╔══

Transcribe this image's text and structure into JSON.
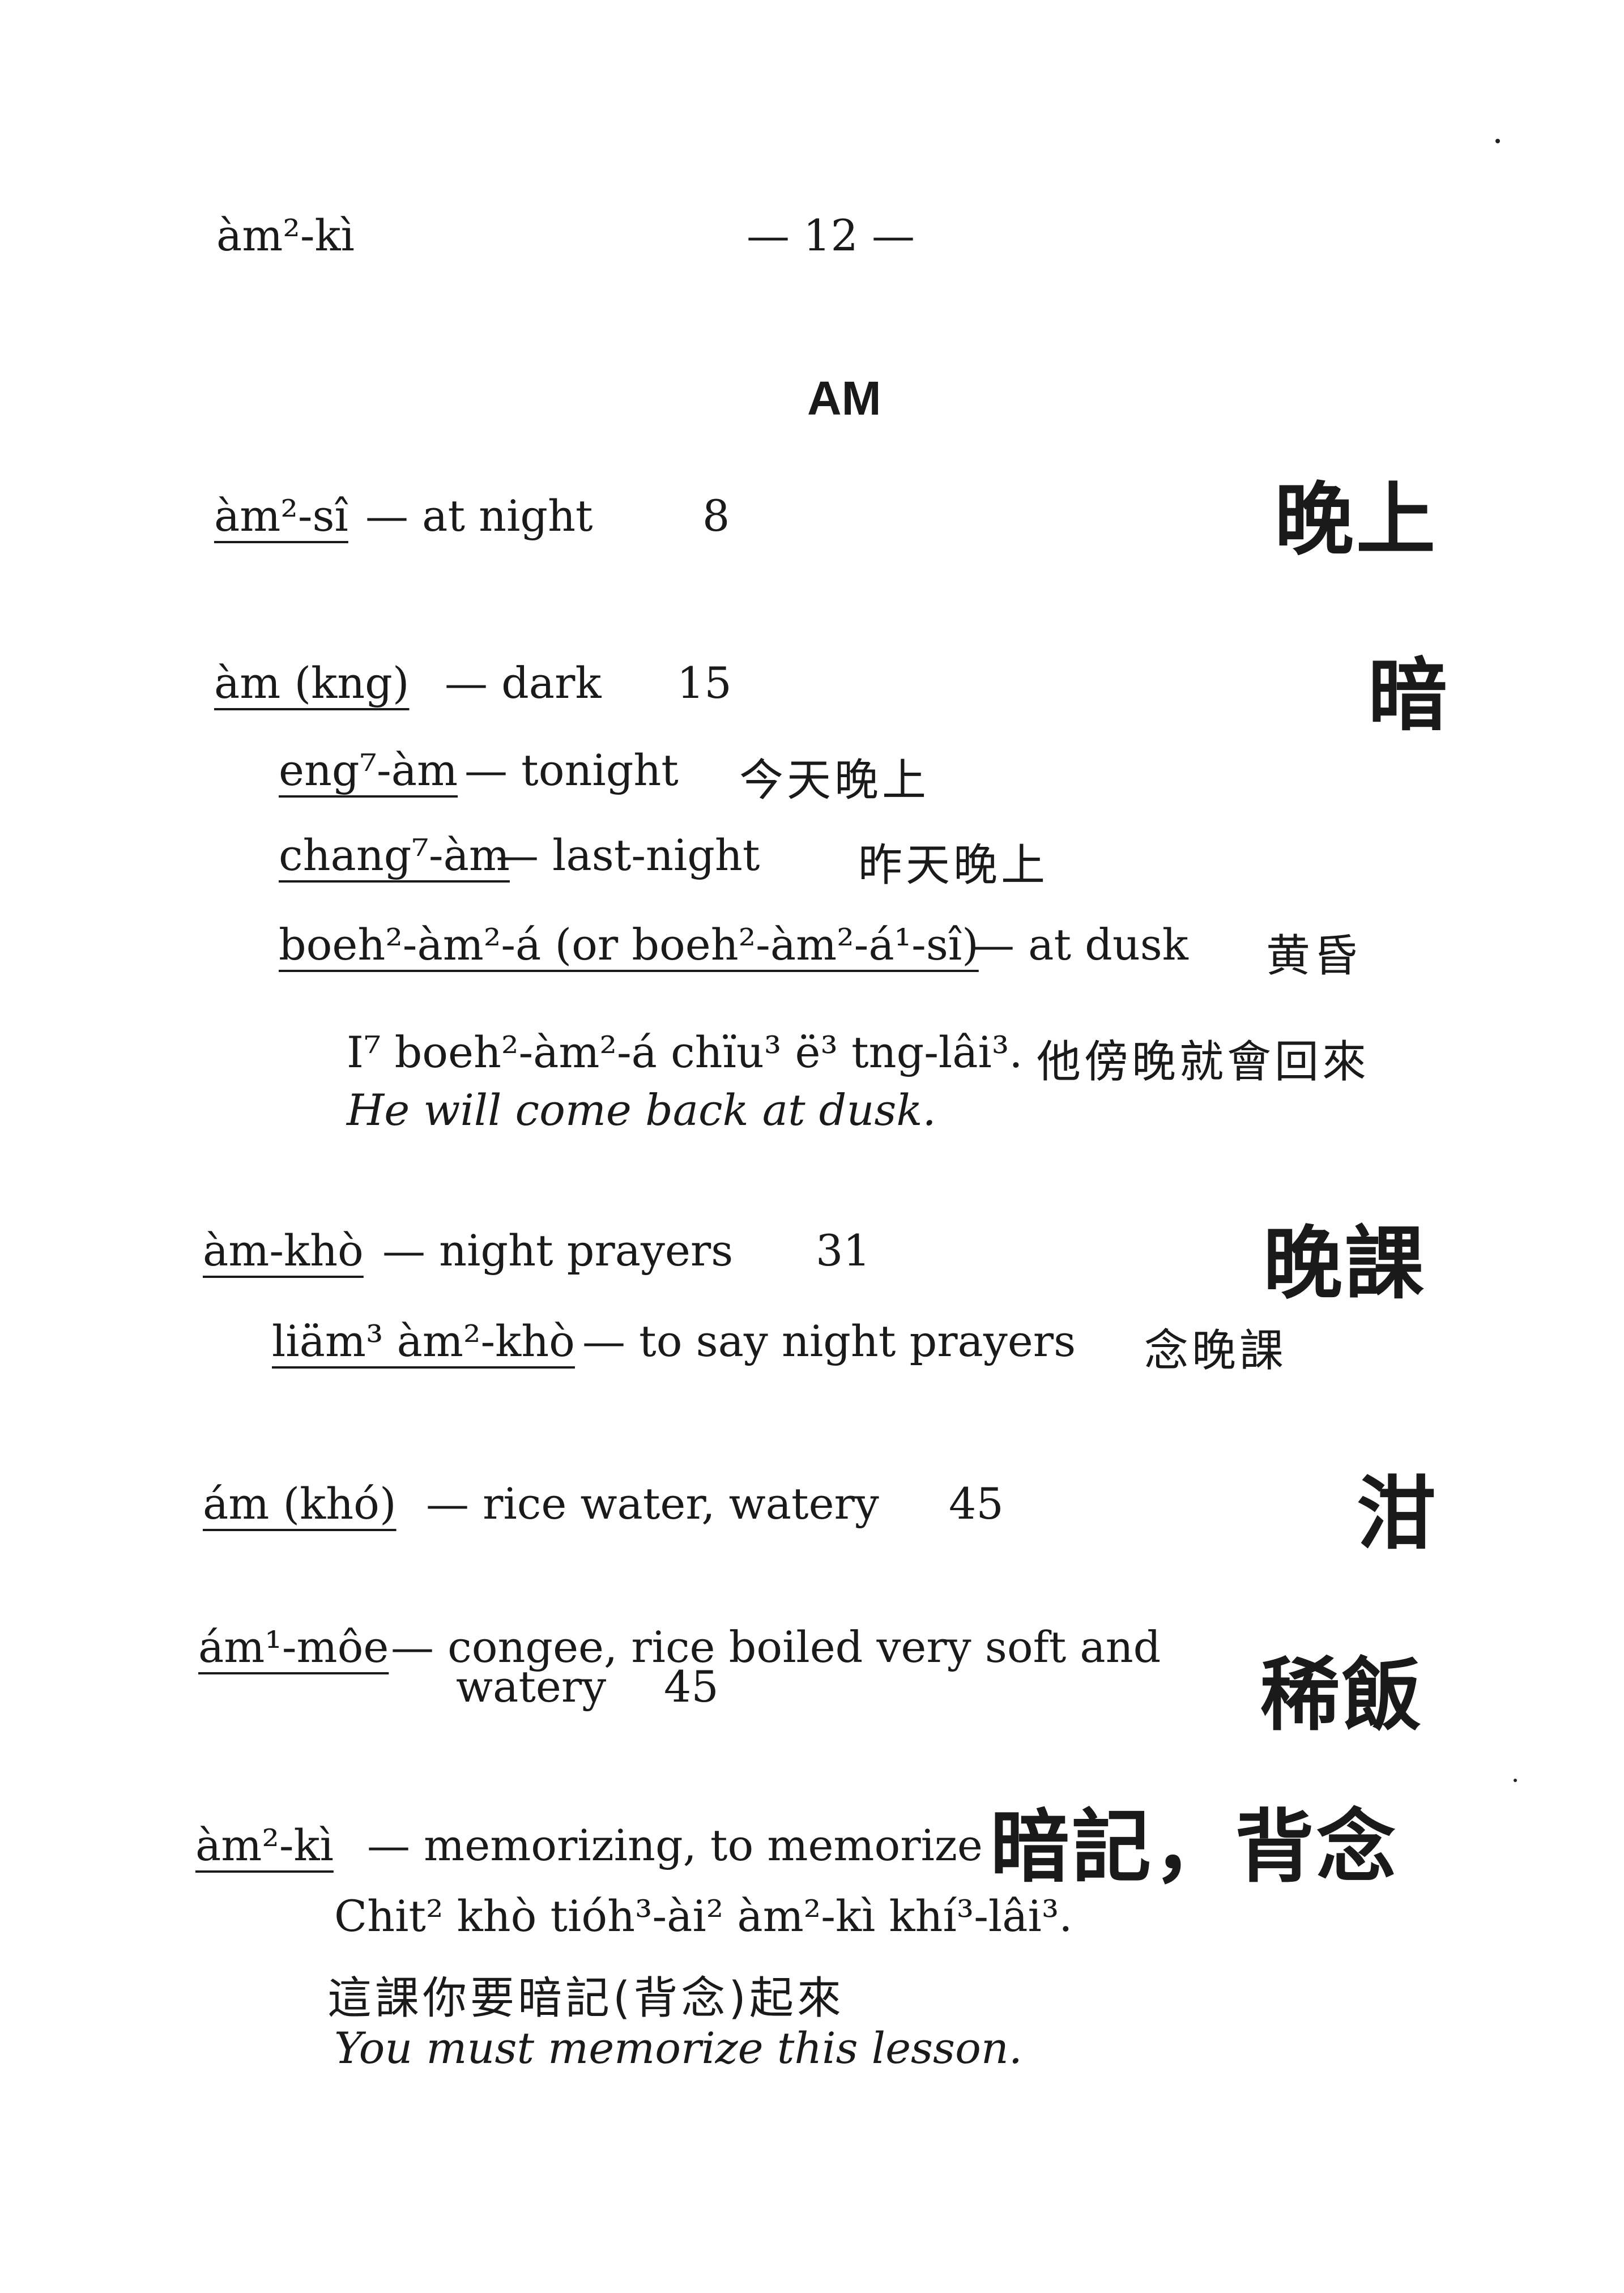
{
  "header": {
    "running_head": "àm²-kì",
    "page_number": "— 12 —"
  },
  "section": {
    "title": "AM"
  },
  "entries": {
    "e1": {
      "headword": "àm²-sî",
      "gloss": "— at night",
      "lesson": "8",
      "hanzi": "晚上"
    },
    "e2": {
      "headword": "àm (kng)",
      "gloss": "— dark",
      "lesson": "15",
      "hanzi": "暗",
      "s1": {
        "term": "eng⁷-àm",
        "gloss": "— tonight",
        "hanzi": "今天晚上"
      },
      "s2": {
        "term": "chang⁷-àm",
        "gloss": "— last-night",
        "hanzi": "昨天晚上"
      },
      "s3": {
        "term": "boeh²-àm²-á (or boeh²-àm²-á¹-sî)",
        "gloss": "— at dusk",
        "hanzi": "黄昏"
      },
      "example": {
        "romanized": "I⁷ boeh²-àm²-á chïu³ ë³ tng-lâi³.",
        "hanzi": "他傍晚就會回來",
        "english": "He will come back at dusk."
      }
    },
    "e3": {
      "headword": "àm-khò",
      "gloss": "— night prayers",
      "lesson": "31",
      "hanzi": "晚課",
      "s1": {
        "term": "liäm³ àm²-khò",
        "gloss": "— to say night prayers",
        "hanzi": "念晚課"
      }
    },
    "e4": {
      "headword": "ám (khó)",
      "gloss": "— rice water, watery",
      "lesson": "45",
      "hanzi": "泔"
    },
    "e5": {
      "headword": "ám¹-môe",
      "gloss_line1": "— congee, rice boiled very soft and",
      "gloss_line2": "watery",
      "lesson": "45",
      "hanzi": "稀飯"
    },
    "e6": {
      "headword": "àm²-kì",
      "gloss": "— memorizing, to memorize",
      "hanzi": "暗記，背念",
      "example": {
        "romanized": "Chit² khò tióh³-ài² àm²-kì khí³-lâi³.",
        "hanzi": "這課你要暗記(背念)起來",
        "english": "You must memorize this lesson."
      }
    }
  }
}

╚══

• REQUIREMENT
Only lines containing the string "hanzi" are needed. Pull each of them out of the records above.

• SOLUTION TO THIS TASK
      "hanzi": "晚上"
      "hanzi": "暗",
        "hanzi": "今天晚上"
        "hanzi": "昨天晚上"
        "hanzi": "黄昏"
        "hanzi": "他傍晚就會回來",
      "hanzi": "晚課",
        "hanzi": "念晚課"
      "hanzi": "泔"
      "hanzi": "稀飯"
      "hanzi": "暗記，背念",
        "hanzi": "這課你要暗記(背念)起來",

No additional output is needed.